I've probably watched that play on U-Tube a hundred times. It signifies to me what baseball was all about. The "Say Hey Kid" (given that name from his exuberant greeting to anyone he met) would spend the next decade and a half roaming center field for the Giants, in New York and then in San Francisco. It would be 15 years and 660 home runs, and perennial plus 300 batting averages before Willie would earn a $100,000 dollar salary. Yes, you read that right. (And only half a dozen soon to be hall of famers earned that kind of dough). In fact, the great Giant teams of the 60's had a total payroll of $200,000 dollars, about a tenth of what a mediocre, .220 hitting middle infielder makes today.
Since Willie's catch 61 years ago there may have been more spectacular catches. But, back then, when baseball was a White man's game, Wille was the best there was. And no one today can match his combination of speed, power and consistently high batting average. I miss Willie. And I miss $3.00 baseball tickets.
If Willie had been born two decades later his name would no doubt be "Willaxer Mohammed" or some such. He might have brought onto the field his personal gripes and his politics....and he might have been slowed a bit by a chip on his shoulder. But, back then, baseball was played with joyous abandon and it brought pure joy to a baseball fan's heart.

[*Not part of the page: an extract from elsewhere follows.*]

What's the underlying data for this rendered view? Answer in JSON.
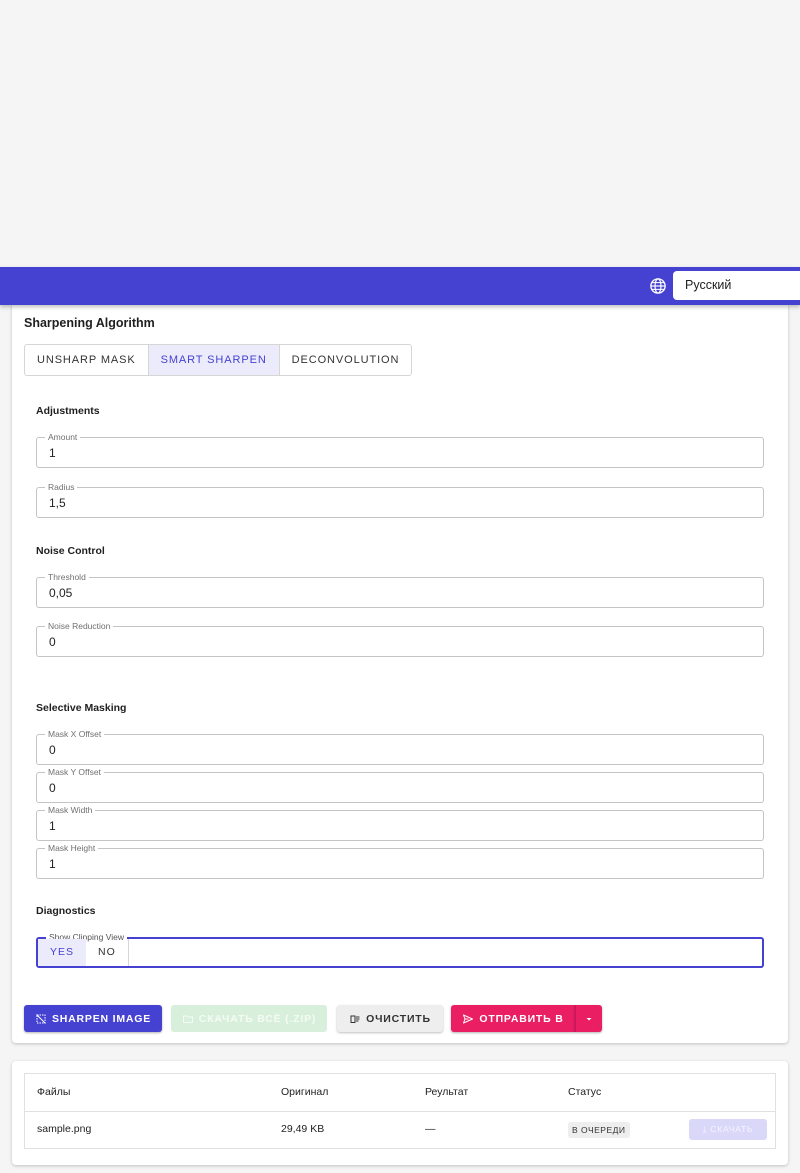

So, next week, another season begins. Some 3,000 millionaires will report to the club house, accompanied by a contingent of hangers ons...business managers, bag carriers and personal ass-kissers.
We here in Phoenix are blessed to host over half of all the major league teams for spring training. But, if you want a decent bleacher seat you'll pay $20 to $50 bucks to get one. A hot dog will cost you $7 bucks and a short beer will go for $6 bucks. And, if you stand on the field where the players enter you might or might not get an autograph, depending on the mood of the player on any particular day.
So I don't go the spring training games. I subscribe to the Major League Baseball channel and sit at home watching while scarfing down dollar hot dogs and dollar beer. But I still love the game. Willie Mays led me to baseball and I miss him terribly.
So "play ball", guys. Play it with half the joy that Willie played it and I'll be happy.